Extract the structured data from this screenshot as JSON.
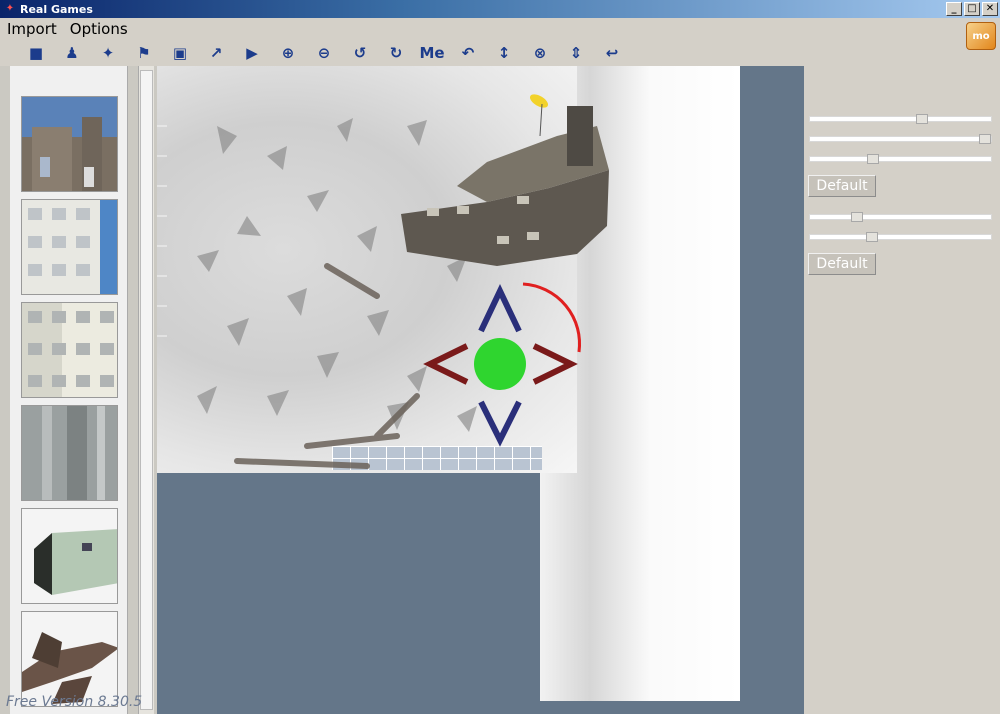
{
  "window": {
    "title": "Real Games",
    "min": "_",
    "max": "□",
    "close": "✕"
  },
  "menu": [
    "Import",
    "Options"
  ],
  "logo_text": "mo",
  "toolbar": [
    {
      "icon": "cube-icon",
      "glyph": "■"
    },
    {
      "icon": "figure-icon",
      "glyph": "♟"
    },
    {
      "icon": "magic-wand-icon",
      "glyph": "✦"
    },
    {
      "icon": "flag-icon",
      "glyph": "⚑"
    },
    {
      "icon": "save-icon",
      "glyph": "▣"
    },
    {
      "icon": "export-icon",
      "glyph": "↗"
    },
    {
      "icon": "play-icon",
      "glyph": "▶"
    },
    {
      "icon": "zoom-in-icon",
      "glyph": "⊕"
    },
    {
      "icon": "zoom-out-icon",
      "glyph": "⊖"
    },
    {
      "icon": "rotate-left-icon",
      "glyph": "↺"
    },
    {
      "icon": "rotate-right-icon",
      "glyph": "↻"
    },
    {
      "icon": "text-tool-icon",
      "glyph": "Me"
    },
    {
      "icon": "spin-icon",
      "glyph": "↶"
    },
    {
      "icon": "vertical-move-icon",
      "glyph": "↕"
    },
    {
      "icon": "close-circle-icon",
      "glyph": "⊗"
    },
    {
      "icon": "arrows-up-down-icon",
      "glyph": "⇕"
    },
    {
      "icon": "undo-icon",
      "glyph": "↩"
    }
  ],
  "version": "Free Version 8.30.5",
  "sliders": [
    0.63,
    1.0,
    0.34,
    0.24,
    0.33
  ],
  "default_label": "Default",
  "colors": {
    "viewport": "#647689",
    "gizmo_arrow_dark": "#2a2f7a",
    "gizmo_arrow_red": "#7a1a1a",
    "gizmo_center": "#2fd52f",
    "gizmo_arc": "#e02020"
  }
}
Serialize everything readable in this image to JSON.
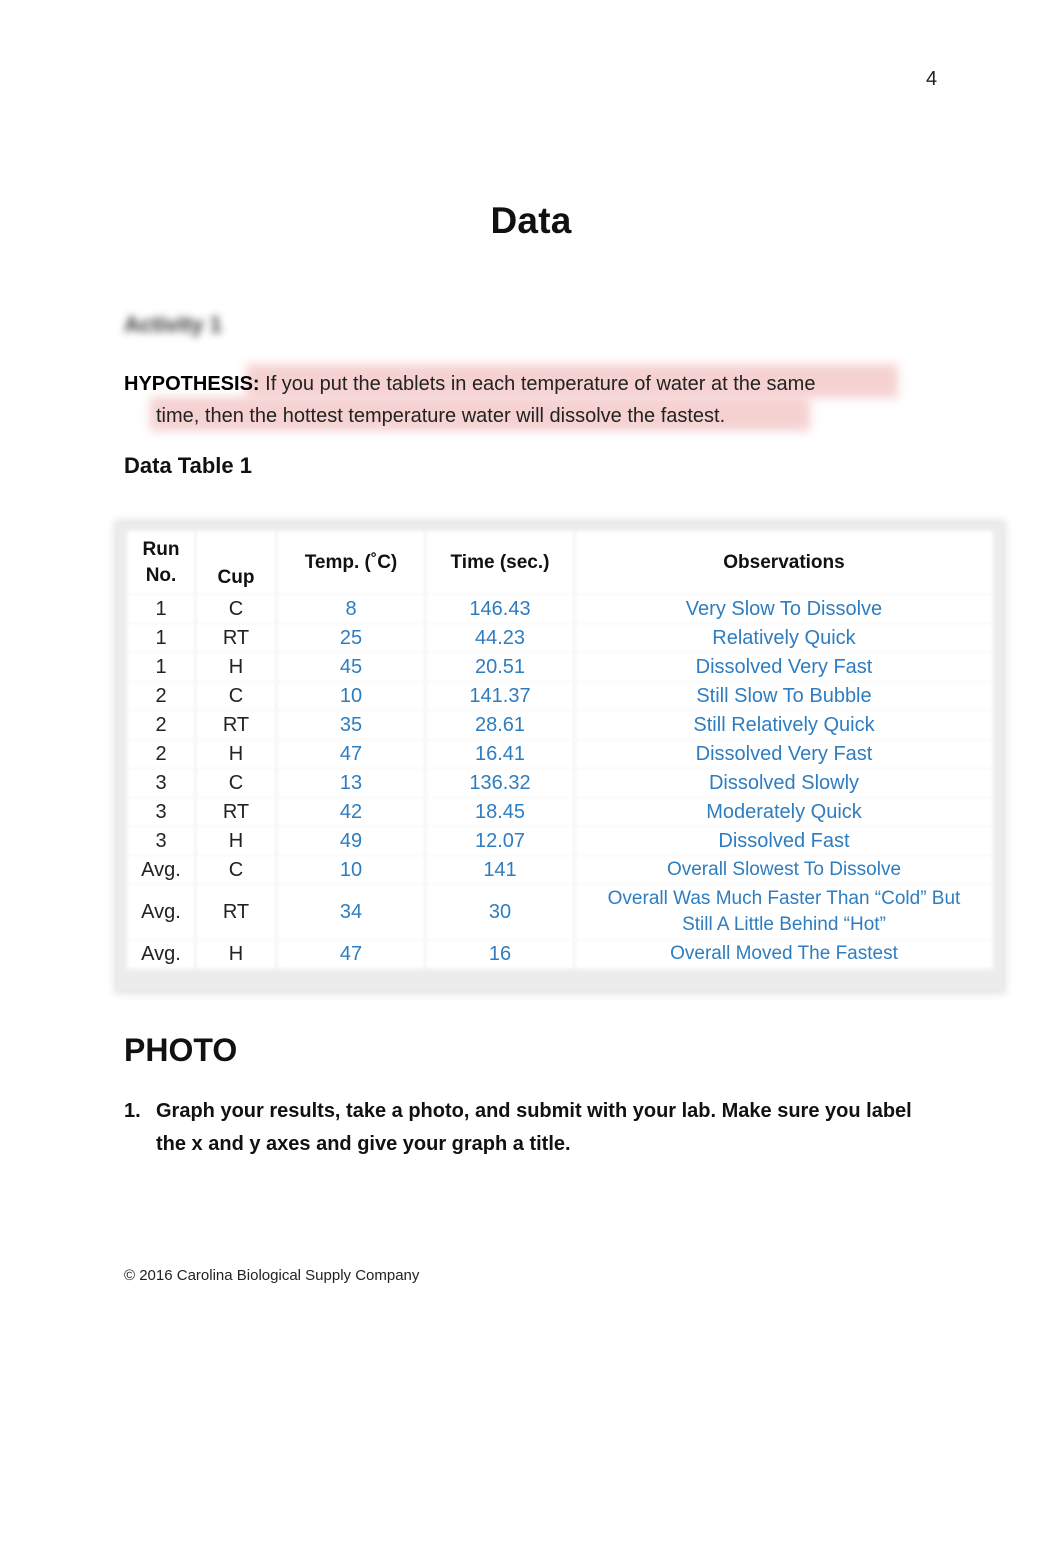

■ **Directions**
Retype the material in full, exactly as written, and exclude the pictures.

■ **Finished task**
Extract the structured data from this screenshot as JSON.
{
  "window": {
    "title": "Real Games",
    "min": "_",
    "max": "□",
    "close": "✕"
  },
  "menu": [
    "Import",
    "Options"
  ],
  "logo_text": "mo",
  "toolbar": [
    {
      "icon": "cube-icon",
      "glyph": "■"
    },
    {
      "icon": "figure-icon",
      "glyph": "♟"
    },
    {
      "icon": "magic-wand-icon",
      "glyph": "✦"
    },
    {
      "icon": "flag-icon",
      "glyph": "⚑"
    },
    {
      "icon": "save-icon",
      "glyph": "▣"
    },
    {
      "icon": "export-icon",
      "glyph": "↗"
    },
    {
      "icon": "play-icon",
      "glyph": "▶"
    },
    {
      "icon": "zoom-in-icon",
      "glyph": "⊕"
    },
    {
      "icon": "zoom-out-icon",
      "glyph": "⊖"
    },
    {
      "icon": "rotate-left-icon",
      "glyph": "↺"
    },
    {
      "icon": "rotate-right-icon",
      "glyph": "↻"
    },
    {
      "icon": "text-tool-icon",
      "glyph": "Me"
    },
    {
      "icon": "spin-icon",
      "glyph": "↶"
    },
    {
      "icon": "vertical-move-icon",
      "glyph": "↕"
    },
    {
      "icon": "close-circle-icon",
      "glyph": "⊗"
    },
    {
      "icon": "arrows-up-down-icon",
      "glyph": "⇕"
    },
    {
      "icon": "undo-icon",
      "glyph": "↩"
    }
  ],
  "version": "Free Version 8.30.5",
  "sliders": [
    0.63,
    1.0,
    0.34,
    0.24,
    0.33
  ],
  "default_label": "Default",
  "colors": {
    "viewport": "#647689",
    "gizmo_arrow_dark": "#2a2f7a",
    "gizmo_arrow_red": "#7a1a1a",
    "gizmo_center": "#2fd52f",
    "gizmo_arc": "#e02020"
  }
}
Serialize everything readable in this image to JSON.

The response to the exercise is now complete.